Using the entries below, output exactly the line containing "Enumerate this screenshot's" and all lines that follow it to the end.

=== Begin Enclosure ===

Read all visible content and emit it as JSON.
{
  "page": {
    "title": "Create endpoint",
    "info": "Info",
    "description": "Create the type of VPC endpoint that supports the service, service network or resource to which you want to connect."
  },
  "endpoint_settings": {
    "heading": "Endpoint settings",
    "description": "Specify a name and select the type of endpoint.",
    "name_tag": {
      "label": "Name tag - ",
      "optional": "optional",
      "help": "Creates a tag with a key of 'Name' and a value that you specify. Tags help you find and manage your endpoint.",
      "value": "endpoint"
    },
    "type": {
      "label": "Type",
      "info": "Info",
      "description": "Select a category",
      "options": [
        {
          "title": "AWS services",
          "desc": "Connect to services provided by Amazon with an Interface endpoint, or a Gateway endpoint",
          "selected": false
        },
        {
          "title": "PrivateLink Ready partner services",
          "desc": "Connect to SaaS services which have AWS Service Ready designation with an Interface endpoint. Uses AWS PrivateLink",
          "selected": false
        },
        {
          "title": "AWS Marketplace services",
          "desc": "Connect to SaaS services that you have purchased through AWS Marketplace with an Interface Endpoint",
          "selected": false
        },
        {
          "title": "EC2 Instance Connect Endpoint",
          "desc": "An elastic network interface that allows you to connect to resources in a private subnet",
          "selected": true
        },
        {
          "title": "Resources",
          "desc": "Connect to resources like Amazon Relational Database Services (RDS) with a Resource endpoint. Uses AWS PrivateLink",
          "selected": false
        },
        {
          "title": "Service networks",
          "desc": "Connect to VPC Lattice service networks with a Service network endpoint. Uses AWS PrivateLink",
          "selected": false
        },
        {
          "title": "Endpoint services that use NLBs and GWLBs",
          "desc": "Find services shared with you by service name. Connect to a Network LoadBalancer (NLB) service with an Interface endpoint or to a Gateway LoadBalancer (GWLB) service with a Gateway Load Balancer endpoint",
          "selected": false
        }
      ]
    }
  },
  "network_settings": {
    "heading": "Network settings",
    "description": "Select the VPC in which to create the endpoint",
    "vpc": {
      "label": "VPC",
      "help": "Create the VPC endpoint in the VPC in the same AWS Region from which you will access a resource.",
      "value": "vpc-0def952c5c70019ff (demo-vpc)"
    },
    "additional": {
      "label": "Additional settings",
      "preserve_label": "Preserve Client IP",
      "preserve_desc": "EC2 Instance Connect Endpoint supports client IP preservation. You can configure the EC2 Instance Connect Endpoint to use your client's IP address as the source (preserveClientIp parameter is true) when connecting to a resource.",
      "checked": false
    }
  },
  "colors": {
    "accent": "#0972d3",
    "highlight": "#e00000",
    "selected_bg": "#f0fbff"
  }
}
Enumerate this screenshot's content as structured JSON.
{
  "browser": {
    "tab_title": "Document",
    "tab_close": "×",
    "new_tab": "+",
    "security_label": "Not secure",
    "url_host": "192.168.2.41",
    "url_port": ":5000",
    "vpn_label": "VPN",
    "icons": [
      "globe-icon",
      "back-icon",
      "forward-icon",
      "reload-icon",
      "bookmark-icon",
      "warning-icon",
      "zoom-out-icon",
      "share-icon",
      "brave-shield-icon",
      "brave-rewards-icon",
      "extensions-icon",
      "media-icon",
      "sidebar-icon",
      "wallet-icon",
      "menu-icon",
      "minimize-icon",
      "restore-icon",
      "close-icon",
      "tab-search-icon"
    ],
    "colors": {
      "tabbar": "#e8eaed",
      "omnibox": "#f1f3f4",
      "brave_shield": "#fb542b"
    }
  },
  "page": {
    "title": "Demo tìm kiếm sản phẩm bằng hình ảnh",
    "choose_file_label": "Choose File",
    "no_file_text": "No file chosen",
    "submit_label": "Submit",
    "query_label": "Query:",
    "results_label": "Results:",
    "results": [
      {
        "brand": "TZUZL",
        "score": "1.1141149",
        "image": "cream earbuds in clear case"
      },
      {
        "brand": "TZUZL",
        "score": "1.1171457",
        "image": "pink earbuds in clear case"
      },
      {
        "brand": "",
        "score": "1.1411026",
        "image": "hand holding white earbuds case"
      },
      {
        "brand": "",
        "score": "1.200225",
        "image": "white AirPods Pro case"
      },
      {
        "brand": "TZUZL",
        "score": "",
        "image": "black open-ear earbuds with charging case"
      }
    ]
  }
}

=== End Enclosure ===

» YOUR SOLUTION:
Enumerate this screenshot's content as structured JSON.
{
  "browser": {
    "tab_title": "Document",
    "tab_close": "×",
    "new_tab": "+",
    "security_label": "Not secure",
    "url_host": "192.168.2.41",
    "url_port": ":5000",
    "vpn_label": "VPN",
    "icons": [
      "globe-icon",
      "back-icon",
      "forward-icon",
      "reload-icon",
      "bookmark-icon",
      "warning-icon",
      "zoom-out-icon",
      "share-icon",
      "brave-shield-icon",
      "brave-rewards-icon",
      "extensions-icon",
      "media-icon",
      "sidebar-icon",
      "wallet-icon",
      "menu-icon",
      "minimize-icon",
      "restore-icon",
      "close-icon",
      "tab-search-icon"
    ],
    "colors": {
      "tabbar": "#e8eaed",
      "omnibox": "#f1f3f4",
      "brave_shield": "#fb542b"
    }
  },
  "page": {
    "title": "Demo tìm kiếm sản phẩm bằng hình ảnh",
    "choose_file_label": "Choose File",
    "no_file_text": "No file chosen",
    "submit_label": "Submit",
    "query_label": "Query:",
    "results_label": "Results:",
    "results": [
      {
        "brand": "TZUZL",
        "score": "1.1141149",
        "image": "cream earbuds in clear case"
      },
      {
        "brand": "TZUZL",
        "score": "1.1171457",
        "image": "pink earbuds in clear case"
      },
      {
        "brand": "",
        "score": "1.1411026",
        "image": "hand holding white earbuds case"
      },
      {
        "brand": "",
        "score": "1.200225",
        "image": "white AirPods Pro case"
      },
      {
        "brand": "TZUZL",
        "score": "",
        "image": "black open-ear earbuds with charging case"
      }
    ]
  }
}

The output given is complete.